A verbatim copy of all the data is required; the pictures should not appear in it.

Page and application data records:
......

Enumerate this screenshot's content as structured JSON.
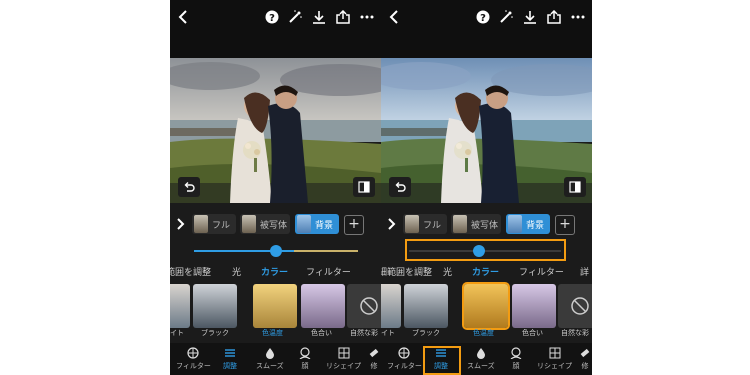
{
  "colors": {
    "accent": "#2f9de5",
    "highlight": "#f39c12",
    "panel": "#1b1b1b"
  },
  "toolbar_icons": [
    "back-icon",
    "help-icon",
    "magic-wand-icon",
    "download-icon",
    "share-icon",
    "more-icon"
  ],
  "mask_modes": {
    "full": "フル",
    "subject": "被写体",
    "background": "背景"
  },
  "left": {
    "tabs": [
      "範囲を調整",
      "光",
      "カラー",
      "フィルター"
    ],
    "filters": [
      "イト",
      "ブラック",
      "色温度",
      "色合い",
      "自然な彩"
    ]
  },
  "right": {
    "tabs": [
      "詳細範囲を調整",
      "光",
      "カラー",
      "フィルター",
      "詳"
    ],
    "filters": [
      "イト",
      "ブラック",
      "色温度",
      "色合い",
      "自然な彩"
    ]
  },
  "nav_left": [
    "フィルター",
    "調整",
    "スムーズ",
    "顔",
    "リシェイプ",
    "修"
  ],
  "nav_right": [
    "フィルター",
    "調整",
    "スムーズ",
    "顔",
    "リシェイプ",
    "修"
  ],
  "slider_left": 0.5,
  "slider_right": 0.46
}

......

• **ANSWER**:
Enumerate this screenshot's content as structured JSON.
{
  "colors": {
    "accent": "#2f9de5",
    "highlight": "#f39c12",
    "panel": "#1b1b1b"
  },
  "toolbar_icons": [
    "back-icon",
    "help-icon",
    "magic-wand-icon",
    "download-icon",
    "share-icon",
    "more-icon"
  ],
  "mask_modes": {
    "full": "フル",
    "subject": "被写体",
    "background": "背景"
  },
  "left": {
    "tabs": [
      "範囲を調整",
      "光",
      "カラー",
      "フィルター"
    ],
    "filters": [
      "イト",
      "ブラック",
      "色温度",
      "色合い",
      "自然な彩"
    ]
  },
  "right": {
    "tabs": [
      "詳細範囲を調整",
      "光",
      "カラー",
      "フィルター",
      "詳"
    ],
    "filters": [
      "イト",
      "ブラック",
      "色温度",
      "色合い",
      "自然な彩"
    ]
  },
  "nav_left": [
    "フィルター",
    "調整",
    "スムーズ",
    "顔",
    "リシェイプ",
    "修"
  ],
  "nav_right": [
    "フィルター",
    "調整",
    "スムーズ",
    "顔",
    "リシェイプ",
    "修"
  ],
  "slider_left": 0.5,
  "slider_right": 0.46
}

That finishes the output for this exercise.